Not daring to get into a heated argument, or show lack of faith, Garcia proceeded cautiously down the rock-strewn road at a slow trot as El Cid and the rest of the knights halted and waited. All had gone without incident, and the sound of his horse’s impact on the rocks gave him a certain irrational comfort. Still, he prayed under his breath even though he knew full-well that others who had prayed had perished on the field of battle anyway.
Everything seemed well, his horse had managed to traverse the distance without a slip and he was about to turn back a pronounce the road safe when suddenly the shout of Allah Akbar! was followed by that of a whistling arrow. There followed a stabbing pain to the kidney and another to his throat brought an end to his worries. He felt himself falling off his mount as he desperately tried to remove the shaft from his throat. Then he heard his armor slam against the rocks, heard the thunder of hooves and battle cries approaching, saw the clouded sky slowly dim and began drifting into deep darkness. There was no sensation of time just as there had not been before he was born and eons had transpired.
Then suddenly he sensed the aroma of greenery and the pressure of ground against his back. He wondered why he felt no pain from the deadly wounds just inflicted. He reached for the places where he had felt the arrows enter. The one traversing his throat was gone as well as the others.
Gradually and tentatively, he opened his eyes to the rays of gentle sunlight that was filtering through the canopy of large, pointed. emerald-green yellow-tipped leaves covered by droplets of diamond-like dew. He wondered whether his companions had come to his aid, lifted his mangled body and take him to Barcelona where court physicians had saved his life and where he was now convalescing. But if so, where were they? Why would they place him there all alone?
Cautiously he raised himself to a sitting position and gazed about. Where was this place? How had he gotten here? Why was he wearing a white robe instead of his armor? Where were his weapons and his beloved horse? Where was the narrow road that he had just been traveling on? Gradually, as his mind cleared, he noticed voices a short distance away accompanied by the soft murmur of a meandering river as it coursed over the smooth riverbed rocks towards the gentle splash of a waterfall.
Raising himself to a kneeling position, he cautiously parted the leaves and looked. He noticed that there were young people dressed in long, white garments which reminded him of Roman Togas who were eating fruits from trees that grew along the river’s edge. Others were cupping the crystalline waters that sparkled in the sunlight in their hands and drinking deeply.

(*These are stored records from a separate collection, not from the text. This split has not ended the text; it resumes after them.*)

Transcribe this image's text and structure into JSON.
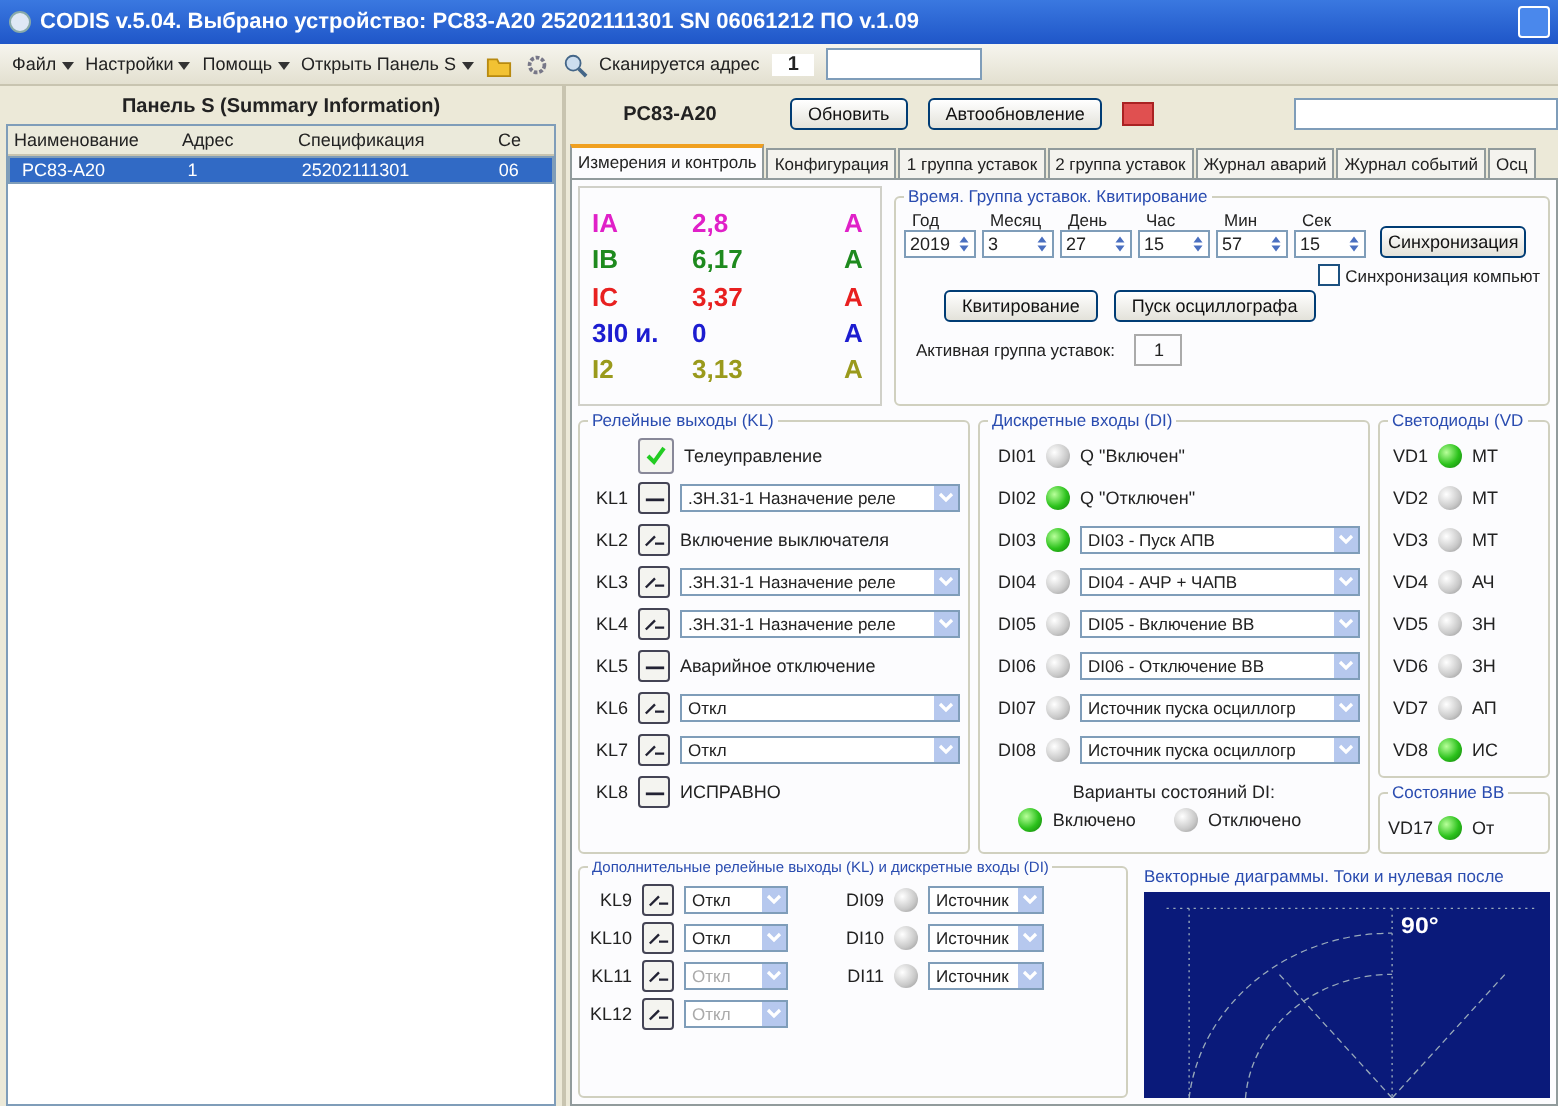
{
  "window": {
    "title": "CODIS v.5.04.  Выбрано устройство:  PC83-A20  25202111301  SN 06061212  ПО v.1.09"
  },
  "toolbar": {
    "menus": [
      "Файл",
      "Настройки",
      "Помощь"
    ],
    "open_panel": "Открыть Панель S",
    "scan_label": "Сканируется адрес",
    "scan_address": "1"
  },
  "summary_panel": {
    "title": "Панель S (Summary Information)",
    "columns": [
      "Наименование",
      "Адрес",
      "Спецификация",
      "Се"
    ],
    "rows": [
      {
        "cells": [
          "PC83-A20",
          "1",
          "25202111301",
          "06"
        ],
        "selected": true
      }
    ]
  },
  "device_bar": {
    "device": "PC83-A20",
    "refresh": "Обновить",
    "auto_refresh": "Автообновление"
  },
  "tabs": [
    {
      "label": "Измерения и контроль",
      "selected": true
    },
    {
      "label": "Конфигурация",
      "selected": false
    },
    {
      "label": "1 группа уставок",
      "selected": false
    },
    {
      "label": "2 группа уставок",
      "selected": false
    },
    {
      "label": "Журнал аварий",
      "selected": false
    },
    {
      "label": "Журнал событий",
      "selected": false
    },
    {
      "label": "Осц",
      "selected": false
    }
  ],
  "measurements": [
    {
      "name": "IA",
      "value": "2,8",
      "unit": "A",
      "color": "#e020c8"
    },
    {
      "name": "IB",
      "value": "6,17",
      "unit": "A",
      "color": "#1e8a1e"
    },
    {
      "name": "IC",
      "value": "3,37",
      "unit": "A",
      "color": "#e82020"
    },
    {
      "name": "3I0 и.",
      "value": "0",
      "unit": "A",
      "color": "#1c1cd0"
    },
    {
      "name": "I2",
      "value": "3,13",
      "unit": "A",
      "color": "#9a9a1c"
    }
  ],
  "time_group": {
    "title": "Время. Группа уставок. Квитирование",
    "fields": [
      {
        "label": "Год",
        "value": "2019"
      },
      {
        "label": "Месяц",
        "value": "3"
      },
      {
        "label": "День",
        "value": "27"
      },
      {
        "label": "Час",
        "value": "15"
      },
      {
        "label": "Мин",
        "value": "57"
      },
      {
        "label": "Сек",
        "value": "15"
      }
    ],
    "sync_button": "Синхронизация",
    "sync_pc": {
      "label": "Синхронизация компьют",
      "checked": false
    },
    "ack_button": "Квитирование",
    "osc_button": "Пуск осциллографа",
    "active_group_label": "Активная группа уставок:",
    "active_group": "1"
  },
  "relays": {
    "title": "Релейные выходы (KL)",
    "telecontrol": {
      "label": "Телеуправление",
      "checked": true
    },
    "items": [
      {
        "name": "KL1",
        "closed": false,
        "kind": "select",
        "text": ".ЗН.31-1 Назначение реле"
      },
      {
        "name": "KL2",
        "closed": true,
        "kind": "text",
        "text": "Включение выключателя"
      },
      {
        "name": "KL3",
        "closed": true,
        "kind": "select",
        "text": ".ЗН.31-1 Назначение реле"
      },
      {
        "name": "KL4",
        "closed": true,
        "kind": "select",
        "text": ".ЗН.31-1 Назначение реле"
      },
      {
        "name": "KL5",
        "closed": false,
        "kind": "text",
        "text": "Аварийное отключение"
      },
      {
        "name": "KL6",
        "closed": true,
        "kind": "select",
        "text": "Откл"
      },
      {
        "name": "KL7",
        "closed": true,
        "kind": "select",
        "text": "Откл"
      },
      {
        "name": "KL8",
        "closed": false,
        "kind": "text",
        "text": "ИСПРАВНО"
      }
    ]
  },
  "inputs": {
    "title": "Дискретные входы (DI)",
    "items": [
      {
        "name": "DI01",
        "on": false,
        "kind": "text",
        "text": "Q \"Включен\""
      },
      {
        "name": "DI02",
        "on": true,
        "kind": "text",
        "text": "Q \"Отключен\""
      },
      {
        "name": "DI03",
        "on": true,
        "kind": "select",
        "text": "DI03 - Пуск АПВ"
      },
      {
        "name": "DI04",
        "on": false,
        "kind": "select",
        "text": "DI04 - АЧР + ЧАПВ"
      },
      {
        "name": "DI05",
        "on": false,
        "kind": "select",
        "text": "DI05 - Включение ВВ"
      },
      {
        "name": "DI06",
        "on": false,
        "kind": "select",
        "text": "DI06 - Отключение ВВ"
      },
      {
        "name": "DI07",
        "on": false,
        "kind": "select",
        "text": "Источник пуска осциллогр"
      },
      {
        "name": "DI08",
        "on": false,
        "kind": "select",
        "text": "Источник пуска осциллогр"
      }
    ],
    "legend_title": "Варианты состояний DI:",
    "legend": [
      {
        "label": "Включено",
        "on": true
      },
      {
        "label": "Отключено",
        "on": false
      }
    ]
  },
  "leds": {
    "title": "Светодиоды (VD",
    "items": [
      {
        "name": "VD1",
        "on": true,
        "text": "МТ"
      },
      {
        "name": "VD2",
        "on": false,
        "text": "МТ"
      },
      {
        "name": "VD3",
        "on": false,
        "text": "МТ"
      },
      {
        "name": "VD4",
        "on": false,
        "text": "АЧ"
      },
      {
        "name": "VD5",
        "on": false,
        "text": "ЗН"
      },
      {
        "name": "VD6",
        "on": false,
        "text": "ЗН"
      },
      {
        "name": "VD7",
        "on": false,
        "text": "АП"
      },
      {
        "name": "VD8",
        "on": true,
        "text": "ИС"
      }
    ],
    "breaker_title": "Состояние ВВ",
    "breaker": {
      "name": "VD17",
      "on": true,
      "text": "От"
    }
  },
  "extra": {
    "title": "Дополнительные релейные выходы (KL) и дискретные входы (DI)",
    "relays": [
      {
        "name": "KL9",
        "closed": true,
        "value": "Откл",
        "disabled": false
      },
      {
        "name": "KL10",
        "closed": true,
        "value": "Откл",
        "disabled": false
      },
      {
        "name": "KL11",
        "closed": true,
        "value": "Откл",
        "disabled": true
      },
      {
        "name": "KL12",
        "closed": true,
        "value": "Откл",
        "disabled": true
      }
    ],
    "inputs": [
      {
        "name": "DI09",
        "on": false,
        "value": "Источник"
      },
      {
        "name": "DI10",
        "on": false,
        "value": "Источник"
      },
      {
        "name": "DI11",
        "on": false,
        "value": "Источник"
      }
    ]
  },
  "vector": {
    "title": "Векторные диаграммы.  Токи и нулевая после",
    "angle_label": "90°"
  }
}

In the distance, others were appearing from canopies similar to his, as if butterflies emerging from their cocoons. Crowds were welcoming them with expressions of tearful recognition. Long-separated loved ones suddenly reunited. Embraces of those deemed never to embrace again.
Then suddenly, as if in response to his confusion, he heard the familiar voices, voices he had yearned to hear for decades but had finally lost hope of ever hearing again. Voices that had become but painful memories. There, approaching him, were his two children and his wife whom he had lost to an Almoravide Berber attack on his village years before. Then finally he knew what it all meant. Remembered the scripture which he had read dozens of times.
"You will be with me in paradise"